In this series of publications I will briefly explain what it is and how to integrate GitHub Actions with different technologies, such as Android, iOS or a web application.
What is GitHub Actions
It is a feature offered by GitHub that allows developers to create workflows that can be used to compile, test and deploy code, giving the possibility of creating CI/CD flows within the git repository.
Workflows must contain at least one job. These include a series of steps that perform individual tasks that can be actions or commands. A workflow can start with different events(triggers) that happen within GitHub, such as push to the repository or the creation of a pull request.
In this tutorial I will create a workflow to execute unit tests of an Android project so the success result can be used as status check of a pull request. With this configuration the pull request must pass the unit tests before other members of a team can do code review.
You can see the workflow running in this demo repository

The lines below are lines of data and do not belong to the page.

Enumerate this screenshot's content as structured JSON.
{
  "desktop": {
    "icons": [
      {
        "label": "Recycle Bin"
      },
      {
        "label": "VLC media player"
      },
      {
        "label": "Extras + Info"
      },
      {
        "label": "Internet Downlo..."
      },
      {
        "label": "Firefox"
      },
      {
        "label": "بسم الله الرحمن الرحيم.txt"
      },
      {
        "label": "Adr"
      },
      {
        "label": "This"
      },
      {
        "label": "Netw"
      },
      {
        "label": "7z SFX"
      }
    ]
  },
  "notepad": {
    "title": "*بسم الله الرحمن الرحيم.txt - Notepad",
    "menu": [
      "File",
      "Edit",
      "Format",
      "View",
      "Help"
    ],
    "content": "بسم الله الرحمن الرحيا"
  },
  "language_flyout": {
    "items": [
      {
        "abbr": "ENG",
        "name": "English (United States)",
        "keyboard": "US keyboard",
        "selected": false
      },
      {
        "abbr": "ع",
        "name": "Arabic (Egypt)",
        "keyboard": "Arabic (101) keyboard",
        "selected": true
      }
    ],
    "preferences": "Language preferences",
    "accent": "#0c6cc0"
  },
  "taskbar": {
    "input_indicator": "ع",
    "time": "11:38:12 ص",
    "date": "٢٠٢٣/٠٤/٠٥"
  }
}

- Simple android project on GitHub
Create workflow file
Workflow files must be stored in the folder
yaml format in the root repository.
Create the file
.github/workflows/android-feature.yml with the following content:
name: Android Feature Branch CI on: push: branches: - '*' - '!master' jobs: test: name: Run Unit Tests runs-on: ubuntu-18.04 steps: - uses: actions/checkout@v1 - name: Set up JDK 1.8 uses: actions/setup-java@v1 with: java-version: 1.8 - name: Unit tests run: bash ./gradlew test --stacktrace
Understanding the workflow
name: Android Feature Branch CI
The firts part is the name of the workflow.
on: push: branches: - '*' - '!master'
In this section, we can define over which branch and event this workflow will be executed. For this example, the workflow will be executed on any branch different of master for push event.
jobs: test: name: Run Unit Tests runs-on: ubuntu-18.04
We can define any number of jobs in a workflow, for now we are just creating one called
test. We need to specify a name and over which type of virtual machine will run, in this case we will use
ubuntu-18.04. Available virtual machines can be found here.
Finally, I have defined steps that are included in a job. They are tasks that are executed in sequence in the same virtual machine.
steps: - uses: actions/checkout@v1 - name: Set up JDK 1.8 uses: actions/setup-java@v1 with: java-version: 1.8 - name: Unit tests run: bash ./gradlew test --stacktrace
test job I have three steps, each one created a little bit differently. First one,
— uses: actions/checkout@1 , is an action. It is a reusable unit which is provided by GitHub, you or other public repository. More about it you can found in official documentation.
The goal of the first action is to allow a workflow to access the content of the repository.
Second step is more complex, but have simple goal, set up a JDK version to be Java 8.
- name: Set up JDK 1.8 uses: actions/setup-java@v1 with: java-version: 1.8
Finally, a third step runs unit tests located in the project. As it is an Android project, it uses Gradle for build lifecycle, therefore to run the test we need to use Gradle Wrapper file. The command is the same as you would do it in the terminal on your computer.
- name: Unit tests run: bash ./gradlew test --stacktrace
We are done in order to try this, we just need to create a branch and push the changes to the repository. After that, go to
Actions tab in the project to check wether the workflow has been triggered.
After more than a minute, the workflow successfully finished. 🚀
GitHub status checks
In order to make this workflow to be a status check in your GitHub repository, a simple branch protection rule is needed for master. Just go to
Settings -> Branches -> Add rule and create the following rule selecting the name of the job to be used, in this case our job name is
Run Unit Tests. Finally, create the rule and save changes.
GitHub Actions pricing
An important thing to be aware of, is the pricing for GitHub actions. Depending of the account type, a specific amount of free minutes(per month) and storage is included. Another important thing to know is that minutes for Linux, macOS and Windows virtual machines have a different value.
As an example, GitHub Free account have 2000 minutes included, depending on the type of machine you will have:
- Linux -> 2000 build minutes(minute multiplier is 1)
- Windows -> 1000 build minutes(minute multiplier is 2)
- macOS -> 200 build minutes(minute multiplier is 10)
Any extra minutes for builds or extra storage is billed by separate, you need to set a monthly spending limit, which will be used as soon as you spend all your included minutes of the month. This is an example of my organization billing. The value for macOS is 1010 but since the multiplier is 10, the real minutes we have used for build is 101.
I will continue writing new posts related to GitHub Actions and more. Possibilities are endless and a lot of things can be done, such static code analysis, deploy to a test and production environment, send apps to stores, run instrumented test on device farms, etc.
The GitHub repository for this example can be found here